Monday February 8th, 2010

Shiny Happy People

hawkinsIn college, a good friend of mine used to bemoan news of his favorite rock stars being in happy relationships, because he figured that meant the ensuing records would be no good. The idea that artists in any medium create sharper work when they’re unhappy—and that unhappiness is a more fertile subject than happiness—is a potent, long-standing one, and there’s plenty of evidence to support it. As Amy Bloom puts it in a recent essay in the New York Times: “Smart people often talk trash about happiness, and worse than trash about books on happiness, and they have been doing so for centuries.”

Terry Teachout recently shared this excerpt from The Watch That Ends the Night by Hugh MacLennan:

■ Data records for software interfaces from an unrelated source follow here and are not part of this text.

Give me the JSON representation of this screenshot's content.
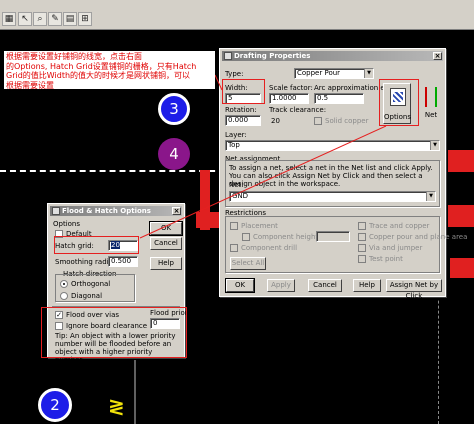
{
  "annotation": {
    "text": "根据需要设置好铺铜的线宽，点击右面\n的Options, Hatch Grid设置铺铜的栅格，只有Hatch\nGrid的值比Width的值大的时候才是网状铺铜，可以\n根据需要设置"
  },
  "pads": [
    "3",
    "4",
    "2"
  ],
  "drafting": {
    "title": "Drafting Properties",
    "type_label": "Type:",
    "type_value": "Copper Pour",
    "width_label": "Width:",
    "width_value": "5",
    "scale_label": "Scale factor:",
    "scale_value": "1.0000",
    "arc_label": "Arc approximation error:",
    "arc_value": "0.5",
    "rotation_label": "Rotation:",
    "rotation_value": "0.000",
    "track_clear_label": "Track clearance:",
    "track_clear_value": "20",
    "solid_copper": "Solid copper",
    "options_btn": "Options",
    "net_btn": "Net",
    "layer_label": "Layer:",
    "layer_value": "Top",
    "net_assign_label": "Net assignment",
    "net_assign_text": "To assign a net, select a net in the Net list and click Apply. You can also click Assign Net by Click and then select a design object in the workspace.",
    "net_label": "Net:",
    "net_value": "GND",
    "restrictions_label": "Restrictions",
    "restr": {
      "placement": "Placement",
      "component_height": "Component height:",
      "component_drill": "Component drill",
      "trace_copper": "Trace and copper",
      "copper_board": "Copper pour and plane area",
      "via_jumper": "Via and jumper",
      "test_point": "Test point",
      "select_all": "Select All"
    },
    "ok": "OK",
    "apply": "Apply",
    "cancel": "Cancel",
    "help": "Help",
    "assign_net": "Assign Net by Click"
  },
  "flood": {
    "title": "Flood & Hatch Options",
    "options_label": "Options",
    "default_label": "Default",
    "hatch_grid_label": "Hatch grid:",
    "hatch_grid_value": "20",
    "smoothing_label": "Smoothing radius:",
    "smoothing_value": "0.500",
    "hatch_dir_label": "Hatch direction",
    "orthogonal": "Orthogonal",
    "diagonal": "Diagonal",
    "flood_vias": "Flood over vias",
    "ignore_board": "Ignore board clearance",
    "flood_priority_label": "Flood priority:",
    "flood_priority_value": "0",
    "tip": "Tip: An object with a lower priority number will be flooded before an object with a higher priority number",
    "ok": "OK",
    "cancel": "Cancel",
    "help": "Help"
  },
  "colors": {
    "annotation_red": "#e00000",
    "pad_blue": "#1d1de8",
    "pad_purple": "#8a168a",
    "trace_red": "#e02020",
    "selection": "#0a246a"
  }
}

Happiness is one of the hardest things to write about, and the difficulty of doing so makes me long to be a musician or a painter, for painters and musicians are at ease with the supreme emotion, which is not grief but joy abounding. To be able to make a joyful noise unto the Lord or a praise of colors and forms would seem to me to equate any man with gods or little children. Happiness annihilates time. We measure history by its catastrophes, we recall the weather by its storms, but the periods of peace and joy—who can describe them?

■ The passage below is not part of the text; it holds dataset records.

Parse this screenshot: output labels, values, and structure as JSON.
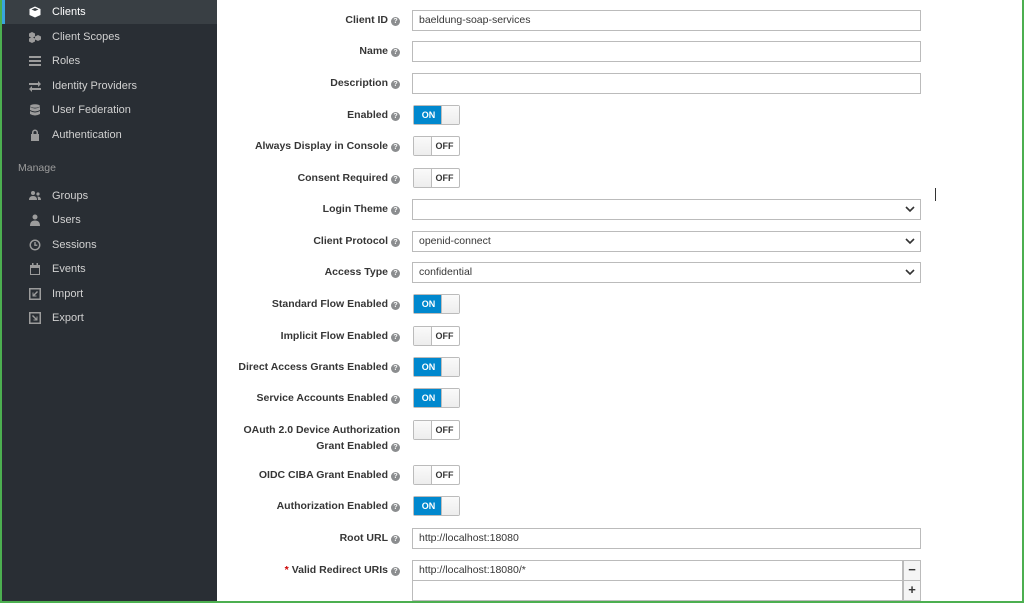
{
  "sidebar": {
    "items": [
      {
        "label": "Clients",
        "icon": "cube-icon",
        "active": true
      },
      {
        "label": "Client Scopes",
        "icon": "cubes-icon"
      },
      {
        "label": "Roles",
        "icon": "list-icon"
      },
      {
        "label": "Identity Providers",
        "icon": "exchange-icon"
      },
      {
        "label": "User Federation",
        "icon": "database-icon"
      },
      {
        "label": "Authentication",
        "icon": "lock-icon"
      }
    ],
    "section_label": "Manage",
    "manage_items": [
      {
        "label": "Groups",
        "icon": "users-icon"
      },
      {
        "label": "Users",
        "icon": "user-icon"
      },
      {
        "label": "Sessions",
        "icon": "clock-icon"
      },
      {
        "label": "Events",
        "icon": "calendar-icon"
      },
      {
        "label": "Import",
        "icon": "import-icon"
      },
      {
        "label": "Export",
        "icon": "export-icon"
      }
    ]
  },
  "form": {
    "client_id": {
      "label": "Client ID",
      "value": "baeldung-soap-services"
    },
    "name": {
      "label": "Name",
      "value": ""
    },
    "description": {
      "label": "Description",
      "value": ""
    },
    "enabled": {
      "label": "Enabled",
      "on_text": "ON",
      "state": "on"
    },
    "always_display": {
      "label": "Always Display in Console",
      "off_text": "OFF",
      "state": "off"
    },
    "consent_required": {
      "label": "Consent Required",
      "off_text": "OFF",
      "state": "off"
    },
    "login_theme": {
      "label": "Login Theme",
      "value": ""
    },
    "client_protocol": {
      "label": "Client Protocol",
      "value": "openid-connect"
    },
    "access_type": {
      "label": "Access Type",
      "value": "confidential"
    },
    "standard_flow": {
      "label": "Standard Flow Enabled",
      "on_text": "ON",
      "state": "on"
    },
    "implicit_flow": {
      "label": "Implicit Flow Enabled",
      "off_text": "OFF",
      "state": "off"
    },
    "direct_access": {
      "label": "Direct Access Grants Enabled",
      "on_text": "ON",
      "state": "on"
    },
    "service_accounts": {
      "label": "Service Accounts Enabled",
      "on_text": "ON",
      "state": "on"
    },
    "oauth_device": {
      "label_line1": "OAuth 2.0 Device Authorization",
      "label_line2": "Grant Enabled",
      "off_text": "OFF",
      "state": "off"
    },
    "oidc_ciba": {
      "label": "OIDC CIBA Grant Enabled",
      "off_text": "OFF",
      "state": "off"
    },
    "authorization": {
      "label": "Authorization Enabled",
      "on_text": "ON",
      "state": "on"
    },
    "root_url": {
      "label": "Root URL",
      "value": "http://localhost:18080"
    },
    "redirect_uris": {
      "label": "Valid Redirect URIs",
      "required_mark": "*",
      "value": "http://localhost:18080/*",
      "new_value": "",
      "remove_label": "−",
      "add_label": "+"
    }
  },
  "help_glyph": "?",
  "colors": {
    "sidebar_bg": "#292e34",
    "toggle_on": "#0088ce",
    "active_border": "#39a5dc",
    "required": "#cc0000"
  }
}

It does seem that painting and classical music are two of the only art forms that can safely approach the subjects of contentment and joy. Which is to say that abstraction can approach it. Much rarer is the book or film that does the same—Mike Leigh’s brilliant Happy-Go-Lucky comes to mind. But what about books? Ingrid Norton says that J. L. Carr’s A Month in the Country accomplishes the feat:

Carr tells a tale of happiness which burnishes such a strong and subtle impression in the mind of the reader that it seems you yourself have passed through the season of contentment Carr describes.